:: Records to process ::
::::::::

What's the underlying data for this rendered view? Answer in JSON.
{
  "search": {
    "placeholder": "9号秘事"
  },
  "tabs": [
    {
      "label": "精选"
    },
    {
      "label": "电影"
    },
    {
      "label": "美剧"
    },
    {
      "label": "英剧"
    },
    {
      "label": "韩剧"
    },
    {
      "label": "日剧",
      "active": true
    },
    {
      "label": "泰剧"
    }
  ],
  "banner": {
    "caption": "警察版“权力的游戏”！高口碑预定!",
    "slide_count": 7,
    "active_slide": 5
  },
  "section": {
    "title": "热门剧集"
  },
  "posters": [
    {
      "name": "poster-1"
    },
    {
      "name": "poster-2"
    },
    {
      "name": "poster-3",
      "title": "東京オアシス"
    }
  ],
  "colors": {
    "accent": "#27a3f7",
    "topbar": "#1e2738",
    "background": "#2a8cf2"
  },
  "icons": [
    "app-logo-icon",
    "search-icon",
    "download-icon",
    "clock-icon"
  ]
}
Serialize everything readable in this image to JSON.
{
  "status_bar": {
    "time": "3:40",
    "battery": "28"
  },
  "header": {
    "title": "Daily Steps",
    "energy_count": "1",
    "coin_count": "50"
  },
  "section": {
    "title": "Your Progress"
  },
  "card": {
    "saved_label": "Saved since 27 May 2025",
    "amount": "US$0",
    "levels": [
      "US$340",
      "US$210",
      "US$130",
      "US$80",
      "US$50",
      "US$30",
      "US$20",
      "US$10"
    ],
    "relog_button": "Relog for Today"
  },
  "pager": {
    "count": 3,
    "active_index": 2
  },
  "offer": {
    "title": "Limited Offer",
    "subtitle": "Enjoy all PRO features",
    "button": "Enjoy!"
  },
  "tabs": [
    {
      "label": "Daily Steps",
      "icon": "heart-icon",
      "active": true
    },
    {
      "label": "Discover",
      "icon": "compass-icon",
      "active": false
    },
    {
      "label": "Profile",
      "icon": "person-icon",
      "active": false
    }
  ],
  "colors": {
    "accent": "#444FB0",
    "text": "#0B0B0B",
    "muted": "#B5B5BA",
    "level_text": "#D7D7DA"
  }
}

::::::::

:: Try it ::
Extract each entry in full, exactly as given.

:: Output for this exercise ::
What's the underlying data for this rendered view? Answer in JSON.
{
  "search": {
    "placeholder": "9号秘事"
  },
  "tabs": [
    {
      "label": "精选"
    },
    {
      "label": "电影"
    },
    {
      "label": "美剧"
    },
    {
      "label": "英剧"
    },
    {
      "label": "韩剧"
    },
    {
      "label": "日剧",
      "active": true
    },
    {
      "label": "泰剧"
    }
  ],
  "banner": {
    "caption": "警察版“权力的游戏”！高口碑预定!",
    "slide_count": 7,
    "active_slide": 5
  },
  "section": {
    "title": "热门剧集"
  },
  "posters": [
    {
      "name": "poster-1"
    },
    {
      "name": "poster-2"
    },
    {
      "name": "poster-3",
      "title": "東京オアシス"
    }
  ],
  "colors": {
    "accent": "#27a3f7",
    "topbar": "#1e2738",
    "background": "#2a8cf2"
  },
  "icons": [
    "app-logo-icon",
    "search-icon",
    "download-icon",
    "clock-icon"
  ]
}
Serialize everything readable in this image to JSON.
{
  "status_bar": {
    "time": "3:40",
    "battery": "28"
  },
  "header": {
    "title": "Daily Steps",
    "energy_count": "1",
    "coin_count": "50"
  },
  "section": {
    "title": "Your Progress"
  },
  "card": {
    "saved_label": "Saved since 27 May 2025",
    "amount": "US$0",
    "levels": [
      "US$340",
      "US$210",
      "US$130",
      "US$80",
      "US$50",
      "US$30",
      "US$20",
      "US$10"
    ],
    "relog_button": "Relog for Today"
  },
  "pager": {
    "count": 3,
    "active_index": 2
  },
  "offer": {
    "title": "Limited Offer",
    "subtitle": "Enjoy all PRO features",
    "button": "Enjoy!"
  },
  "tabs": [
    {
      "label": "Daily Steps",
      "icon": "heart-icon",
      "active": true
    },
    {
      "label": "Discover",
      "icon": "compass-icon",
      "active": false
    },
    {
      "label": "Profile",
      "icon": "person-icon",
      "active": false
    }
  ],
  "colors": {
    "accent": "#444FB0",
    "text": "#0B0B0B",
    "muted": "#B5B5BA",
    "level_text": "#D7D7DA"
  }
}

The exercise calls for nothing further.